Dataset rows describing interfaces
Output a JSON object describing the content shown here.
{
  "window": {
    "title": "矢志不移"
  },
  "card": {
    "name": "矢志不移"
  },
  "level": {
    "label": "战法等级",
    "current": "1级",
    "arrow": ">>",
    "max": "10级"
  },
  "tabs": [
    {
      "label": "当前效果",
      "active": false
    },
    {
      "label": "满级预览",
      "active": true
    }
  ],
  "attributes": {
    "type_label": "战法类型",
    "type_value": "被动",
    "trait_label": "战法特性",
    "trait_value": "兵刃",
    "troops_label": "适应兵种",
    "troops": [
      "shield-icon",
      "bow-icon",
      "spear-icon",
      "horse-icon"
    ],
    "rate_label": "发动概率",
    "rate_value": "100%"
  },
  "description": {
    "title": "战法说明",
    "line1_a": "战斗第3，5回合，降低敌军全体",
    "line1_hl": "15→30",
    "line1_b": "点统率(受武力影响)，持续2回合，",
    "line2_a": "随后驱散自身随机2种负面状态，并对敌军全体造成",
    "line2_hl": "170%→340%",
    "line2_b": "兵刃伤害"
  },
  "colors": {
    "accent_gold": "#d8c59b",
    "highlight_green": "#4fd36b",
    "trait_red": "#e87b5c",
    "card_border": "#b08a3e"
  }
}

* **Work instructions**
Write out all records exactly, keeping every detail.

* **Output below**
Output a JSON object describing the content shown here.
{
  "window": {
    "title": "矢志不移"
  },
  "card": {
    "name": "矢志不移"
  },
  "level": {
    "label": "战法等级",
    "current": "1级",
    "arrow": ">>",
    "max": "10级"
  },
  "tabs": [
    {
      "label": "当前效果",
      "active": false
    },
    {
      "label": "满级预览",
      "active": true
    }
  ],
  "attributes": {
    "type_label": "战法类型",
    "type_value": "被动",
    "trait_label": "战法特性",
    "trait_value": "兵刃",
    "troops_label": "适应兵种",
    "troops": [
      "shield-icon",
      "bow-icon",
      "spear-icon",
      "horse-icon"
    ],
    "rate_label": "发动概率",
    "rate_value": "100%"
  },
  "description": {
    "title": "战法说明",
    "line1_a": "战斗第3，5回合，降低敌军全体",
    "line1_hl": "15→30",
    "line1_b": "点统率(受武力影响)，持续2回合，",
    "line2_a": "随后驱散自身随机2种负面状态，并对敌军全体造成",
    "line2_hl": "170%→340%",
    "line2_b": "兵刃伤害"
  },
  "colors": {
    "accent_gold": "#d8c59b",
    "highlight_green": "#4fd36b",
    "trait_red": "#e87b5c",
    "card_border": "#b08a3e"
  }
}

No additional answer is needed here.